"Donde usted ve conspiración, yo veo cómo se llevan baleada a Génesis Carmona".
El jefe de gobierno porteño, Mauricio Macri, le escribió hoy una carta al presidente de Venezuela, Nicolás Maduro, a quien le dijo que en lugar de "enemigos" él "solo" observa "venezolanos enojados que le exigen cambios a su gobierno".
"No debería confundir al gobierno argentino con los argentinos, como nosotros no lo confundimos a usted con los venezolanos. No todos lo apoyamos de forma total y absoluta en sus abusos", subrayó Macri en la nota publicada en su perfil de Facebook y enfatizó: "Señor Maduro, donde usted ve al enemigo, yo solo veo venezolanos".
Respecto a las manifestaciones en Venezuela, en las que murieron diez personas y desembocaron en numerosos hechos de violencia, el funcionario porteño señaló que "no son enemigos ni conspiradores los que protestan, son venezolanos".
Details, both juicy and mundane, are trickling out after Mexico nabbed its most wanted crime lord.
Here's what we've learned, with a grain of salt, of course.
Amid widespread speculation, Mexican officials say they examined old and current images to prove their captive was Joaquin Guzman. Officials also say they've confirmed the crime lord's fingerprints and DNA. (Mexican attorney general)
MEXICO CITY — The arrest last Saturday of Mexican crime lord Joaquin “Shorty” Guzman offers some valuable lessons, both for casual spectators and anyone hoping to replace him.

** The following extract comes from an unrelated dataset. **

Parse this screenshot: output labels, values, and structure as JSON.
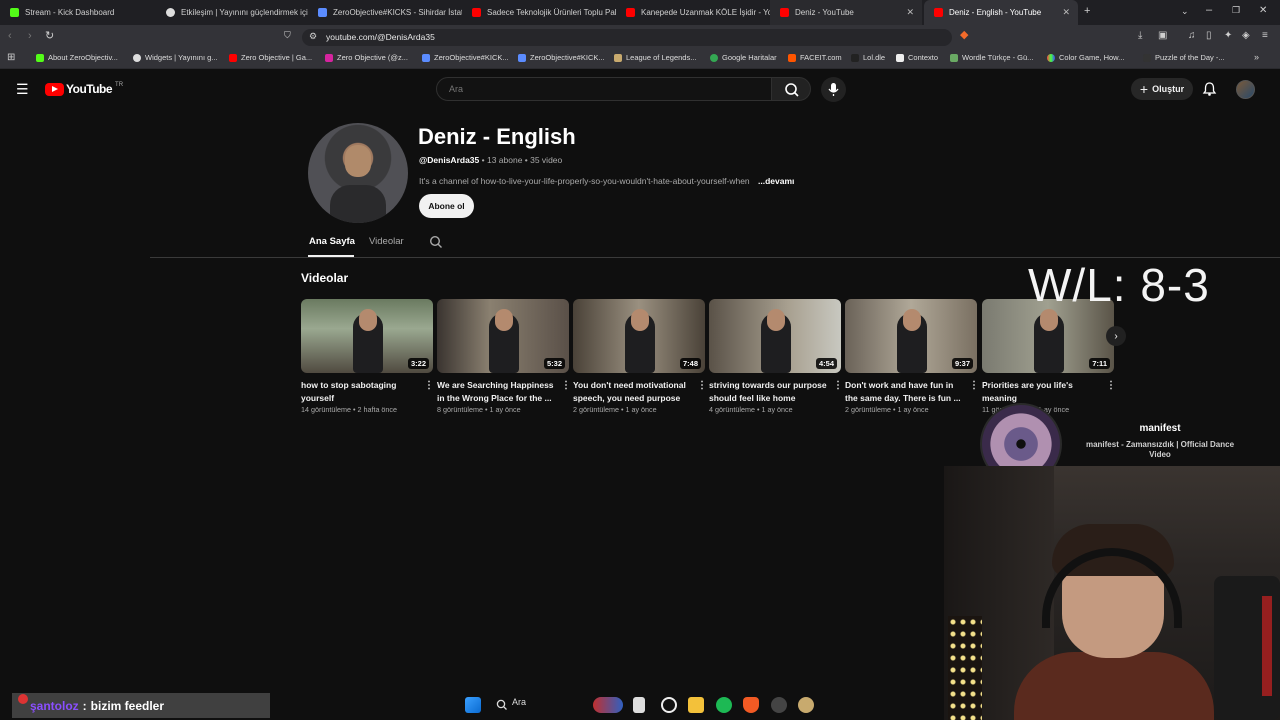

1. Technology is a treacherous if invaluable tool
Guzman built his business and avoided arrest with the help of cutting-edge technology. He reportedly swept rooms for listening devices before meetings, and directed his legions from mountain redoubts via satellite phone. Guzman’s Sinaloa Cartel smuggled a lot of its drugs through spiffy tunnels dug under the US border. The gang often equipped the underground routes …
Andrés Velasco, a former presidential candidate and finance minister of Chile, is Professor of Professional Practice in International Development at Columbia University's School of International and Public Affairs. He has taught at Harvard University and New York University, and is the author of… READ MORE
FEB 28, 2014
One Hundred Days of Solitude
SANTIAGO – When violence flared up in Ukraine and protesters began dying at the hands of government agents, the European Union threatened sanctions against Ukrainian officials responsible for “violence and excessive force.” President Viktor Yanukovich fled Kyiv, leaving behind a private zoo with exotic pigs and goats – and also the foreign ministers of Germany, France, and Poland, who were in town trying to broker a deal to end the violence.
But when violence flared up – virtually simultaneously – in Venezuela and protesters began dying at the hands of government agents, the Organization of American States…
People line up to buy food at a supermarket in San Cristobal, about 410 miles (660 km) southwest of Caracas, Feb. 27, 2014. U.N. Secretary-General Ban Ki-moon and Pope Francis called Wednesday for an end to violence in Venezuela that has killed at least 13 people and urged politicians to take the lead in calming the nation's worst unrest in a decade.
One of the reasons Venezuelans have been protesting all over the country for weeks is because of mass shortages of food and other goods.
Ira Clevenger reached 13,200 feet above sea level Karanga Camp.
Gary Clevenger continued on to the Uhuru Peak:
19,340 feet Above sea level !!!
Africa's highest Peak.
Did he leave a Box of Freska mangoes ?
"Unfortunately his dad reached Karanga Camp (13,200 feet) and the guides suggested he not go any further. Gary admires his Dad for going as far as he did and says he's the bravest man he knows !! He asked me and I'm asking you all to pray for them as they achieve this crazy goal!!!
Thanks to all for your thoughts and prayers for their safe trek I can't wait to post a picture of Gary and his group !!
The Mt. Gox bitcoin exchange in Tokyo filed for bankruptcy protection Friday and its chief executive said 850,000 bitcoins, worth several hundred million dollars, are unaccounted for.
The exchange's CEO Mark Karpeles appeared before Japanese TV news cameras, bowing deeply.
He said a weakness in the exchange's systems was behind a massive loss of the virtual currency involving 750,000 bitcoins from users and 100,000 of the company's own bitcoins.
That would amount to about $425 million at recent prices.
The online exchange's unplugging earlier this week and accusations it had suffered a catastrophic theft have drawn renewed regulatory attention to a currency created in 2009 as a way to make transactions across borders without third parties such as banks.
It remains unclear if the missing bitcoins were stolen, voided by technological flaws …